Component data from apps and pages

________________________________________

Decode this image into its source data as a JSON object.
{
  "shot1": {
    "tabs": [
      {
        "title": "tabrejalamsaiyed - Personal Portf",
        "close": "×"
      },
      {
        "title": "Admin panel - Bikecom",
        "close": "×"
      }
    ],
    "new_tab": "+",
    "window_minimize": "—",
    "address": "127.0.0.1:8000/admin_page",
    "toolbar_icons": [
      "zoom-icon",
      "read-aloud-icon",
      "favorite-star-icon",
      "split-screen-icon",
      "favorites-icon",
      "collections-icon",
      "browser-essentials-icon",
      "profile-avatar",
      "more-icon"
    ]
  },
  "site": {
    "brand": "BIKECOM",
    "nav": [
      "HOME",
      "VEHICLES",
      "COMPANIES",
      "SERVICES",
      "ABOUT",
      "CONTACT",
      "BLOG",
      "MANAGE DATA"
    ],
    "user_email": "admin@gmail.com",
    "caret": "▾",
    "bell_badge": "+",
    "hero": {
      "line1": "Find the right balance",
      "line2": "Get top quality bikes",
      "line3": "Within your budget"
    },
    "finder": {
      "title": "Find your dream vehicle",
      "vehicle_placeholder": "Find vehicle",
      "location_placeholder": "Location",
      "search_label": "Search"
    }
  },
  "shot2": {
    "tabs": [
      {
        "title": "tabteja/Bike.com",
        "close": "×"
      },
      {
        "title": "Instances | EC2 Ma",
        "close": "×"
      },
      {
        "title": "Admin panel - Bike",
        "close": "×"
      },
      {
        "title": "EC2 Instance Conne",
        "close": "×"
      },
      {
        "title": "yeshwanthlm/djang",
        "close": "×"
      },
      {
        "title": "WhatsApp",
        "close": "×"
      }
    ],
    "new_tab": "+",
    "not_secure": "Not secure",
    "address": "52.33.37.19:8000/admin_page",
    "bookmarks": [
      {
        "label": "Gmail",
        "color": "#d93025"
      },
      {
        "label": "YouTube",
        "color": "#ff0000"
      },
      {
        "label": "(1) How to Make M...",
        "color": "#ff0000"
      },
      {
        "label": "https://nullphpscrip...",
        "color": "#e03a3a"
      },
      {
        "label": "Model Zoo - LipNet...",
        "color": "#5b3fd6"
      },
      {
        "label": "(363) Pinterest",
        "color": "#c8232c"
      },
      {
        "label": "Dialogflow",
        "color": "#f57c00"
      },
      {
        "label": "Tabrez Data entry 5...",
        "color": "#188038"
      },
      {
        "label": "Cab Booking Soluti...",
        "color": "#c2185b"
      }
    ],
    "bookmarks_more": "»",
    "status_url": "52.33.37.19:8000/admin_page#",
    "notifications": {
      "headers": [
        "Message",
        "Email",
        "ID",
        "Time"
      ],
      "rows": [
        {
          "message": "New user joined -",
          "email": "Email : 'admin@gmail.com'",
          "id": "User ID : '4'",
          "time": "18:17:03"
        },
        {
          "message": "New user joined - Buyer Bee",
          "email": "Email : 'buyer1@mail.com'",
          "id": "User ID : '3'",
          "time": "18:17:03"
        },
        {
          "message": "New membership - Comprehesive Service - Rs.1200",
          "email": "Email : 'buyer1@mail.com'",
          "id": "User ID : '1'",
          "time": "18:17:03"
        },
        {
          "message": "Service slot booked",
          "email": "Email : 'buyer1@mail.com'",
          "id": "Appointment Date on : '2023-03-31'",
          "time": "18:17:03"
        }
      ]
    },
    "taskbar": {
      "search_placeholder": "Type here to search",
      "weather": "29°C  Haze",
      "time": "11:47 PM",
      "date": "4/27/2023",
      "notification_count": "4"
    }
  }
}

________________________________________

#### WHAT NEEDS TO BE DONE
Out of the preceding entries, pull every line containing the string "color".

#### FINISHED EXERCISE
        "color": "#d93025"
        "color": "#ff0000"
        "color": "#ff0000"
        "color": "#e03a3a"
        "color": "#5b3fd6"
        "color": "#c8232c"
        "color": "#f57c00"
        "color": "#188038"
        "color": "#c2185b"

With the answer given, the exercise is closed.